**About this exercise**: Copy every line below precisely as it appears.

==================================================

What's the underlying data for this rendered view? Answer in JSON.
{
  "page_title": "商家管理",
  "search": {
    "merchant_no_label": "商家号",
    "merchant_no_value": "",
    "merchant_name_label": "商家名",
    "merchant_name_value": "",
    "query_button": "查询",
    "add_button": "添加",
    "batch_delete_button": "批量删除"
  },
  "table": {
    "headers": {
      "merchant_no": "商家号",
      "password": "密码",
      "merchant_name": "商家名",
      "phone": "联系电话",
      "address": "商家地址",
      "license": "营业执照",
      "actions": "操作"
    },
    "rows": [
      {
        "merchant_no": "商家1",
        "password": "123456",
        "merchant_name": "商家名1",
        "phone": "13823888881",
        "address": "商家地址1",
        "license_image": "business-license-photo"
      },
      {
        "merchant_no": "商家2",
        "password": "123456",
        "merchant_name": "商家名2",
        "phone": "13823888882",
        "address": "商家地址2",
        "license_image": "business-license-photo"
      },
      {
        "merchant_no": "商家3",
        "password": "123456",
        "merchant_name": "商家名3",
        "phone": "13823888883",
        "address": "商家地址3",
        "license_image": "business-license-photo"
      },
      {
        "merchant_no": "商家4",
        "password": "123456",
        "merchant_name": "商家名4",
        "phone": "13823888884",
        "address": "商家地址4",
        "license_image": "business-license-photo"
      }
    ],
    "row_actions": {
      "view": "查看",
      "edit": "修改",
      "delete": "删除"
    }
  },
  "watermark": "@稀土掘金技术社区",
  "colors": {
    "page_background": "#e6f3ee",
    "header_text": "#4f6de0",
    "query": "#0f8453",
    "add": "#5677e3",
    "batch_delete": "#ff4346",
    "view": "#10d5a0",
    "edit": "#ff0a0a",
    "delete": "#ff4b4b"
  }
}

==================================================

**Reply to the exercise**:
What's the underlying data for this rendered view? Answer in JSON.
{
  "page_title": "商家管理",
  "search": {
    "merchant_no_label": "商家号",
    "merchant_no_value": "",
    "merchant_name_label": "商家名",
    "merchant_name_value": "",
    "query_button": "查询",
    "add_button": "添加",
    "batch_delete_button": "批量删除"
  },
  "table": {
    "headers": {
      "merchant_no": "商家号",
      "password": "密码",
      "merchant_name": "商家名",
      "phone": "联系电话",
      "address": "商家地址",
      "license": "营业执照",
      "actions": "操作"
    },
    "rows": [
      {
        "merchant_no": "商家1",
        "password": "123456",
        "merchant_name": "商家名1",
        "phone": "13823888881",
        "address": "商家地址1",
        "license_image": "business-license-photo"
      },
      {
        "merchant_no": "商家2",
        "password": "123456",
        "merchant_name": "商家名2",
        "phone": "13823888882",
        "address": "商家地址2",
        "license_image": "business-license-photo"
      },
      {
        "merchant_no": "商家3",
        "password": "123456",
        "merchant_name": "商家名3",
        "phone": "13823888883",
        "address": "商家地址3",
        "license_image": "business-license-photo"
      },
      {
        "merchant_no": "商家4",
        "password": "123456",
        "merchant_name": "商家名4",
        "phone": "13823888884",
        "address": "商家地址4",
        "license_image": "business-license-photo"
      }
    ],
    "row_actions": {
      "view": "查看",
      "edit": "修改",
      "delete": "删除"
    }
  },
  "watermark": "@稀土掘金技术社区",
  "colors": {
    "page_background": "#e6f3ee",
    "header_text": "#4f6de0",
    "query": "#0f8453",
    "add": "#5677e3",
    "batch_delete": "#ff4346",
    "view": "#10d5a0",
    "edit": "#ff0a0a",
    "delete": "#ff4b4b"
  }
}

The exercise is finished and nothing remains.